The supply of radioactive isotopes for medical use is regularly at risk due to a limited number of suppliers and the fact that nuclear reactors are involved. The Canadian government just allotted funds to sponsor a project which may lead to the generation of molybdenum-99 using X-rays powered by a linear accelerator.
From an announcement by the Canadian Light Source, which received C$12 million to fund the Medical Isotope Project:
The project will use a high energy linear accelerator to bombard coin-sized discs of molybdenum-100 with X-rays to produce molybdenum-99 isotope. The molybdenum-99 decays into technetium-99m, the isotope used in approximately 5500 diagnostic medical procedures in Canada every day.
The proposal calls for the construction and testing of a prototype production facility at the CLS to assess the technical and economic feasibility of the approach. NRC will provide design expertise as well as theoretical modeling and technical support, using an automated radionuclide separator from NorthStar to harvest the isotopes. Finally, clinical validation studies will be conducted by researchers with the University of Ottawa Heart Institute and the University Health Network in Toronto.
Image: Diagram of the proposed process. An electron beam from a linear accelerator is used to produce high-energy X-rays. X-rays shine on a target consisting of molybdenum-100 (Mo-100) discs. An X-ray strikes the nucleus of a Mo-100 atom, knocking away a neutron to create molybdenum-99 (Mo-99), which decays to become technetium-99m (Tc-99m). A radionuclide separator separates the Tc-99m from the Mo-100 so that it can be injected into patients undergoing medical tests. The Mo-100 can then be recycled into new targets.

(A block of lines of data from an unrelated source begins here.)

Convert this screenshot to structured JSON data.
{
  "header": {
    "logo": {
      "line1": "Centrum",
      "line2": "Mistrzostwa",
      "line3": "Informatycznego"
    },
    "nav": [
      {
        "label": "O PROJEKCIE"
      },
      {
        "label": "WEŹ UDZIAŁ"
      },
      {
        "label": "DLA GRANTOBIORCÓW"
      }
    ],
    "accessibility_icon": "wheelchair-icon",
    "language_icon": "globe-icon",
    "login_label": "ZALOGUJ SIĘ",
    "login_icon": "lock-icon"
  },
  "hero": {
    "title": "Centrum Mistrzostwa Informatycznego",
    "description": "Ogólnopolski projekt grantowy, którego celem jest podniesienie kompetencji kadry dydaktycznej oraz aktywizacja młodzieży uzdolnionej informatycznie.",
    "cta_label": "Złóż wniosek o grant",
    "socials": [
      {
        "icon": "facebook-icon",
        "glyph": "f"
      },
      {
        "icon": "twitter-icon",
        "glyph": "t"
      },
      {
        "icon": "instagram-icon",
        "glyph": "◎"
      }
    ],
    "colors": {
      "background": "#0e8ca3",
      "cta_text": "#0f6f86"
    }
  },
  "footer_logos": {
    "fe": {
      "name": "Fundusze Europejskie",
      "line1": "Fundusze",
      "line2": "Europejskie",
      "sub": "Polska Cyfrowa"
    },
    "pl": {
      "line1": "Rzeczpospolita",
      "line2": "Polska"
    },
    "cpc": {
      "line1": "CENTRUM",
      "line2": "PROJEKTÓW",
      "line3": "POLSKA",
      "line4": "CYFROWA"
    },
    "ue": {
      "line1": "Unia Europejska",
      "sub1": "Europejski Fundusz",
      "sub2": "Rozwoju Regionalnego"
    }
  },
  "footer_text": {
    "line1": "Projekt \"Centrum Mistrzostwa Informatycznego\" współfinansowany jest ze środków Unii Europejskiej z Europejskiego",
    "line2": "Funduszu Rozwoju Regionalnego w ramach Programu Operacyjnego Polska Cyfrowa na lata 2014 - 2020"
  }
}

Press release: Canadian-led team aims to produce medical isotopes without nuclear reactor
Link: CLS medical isotope project…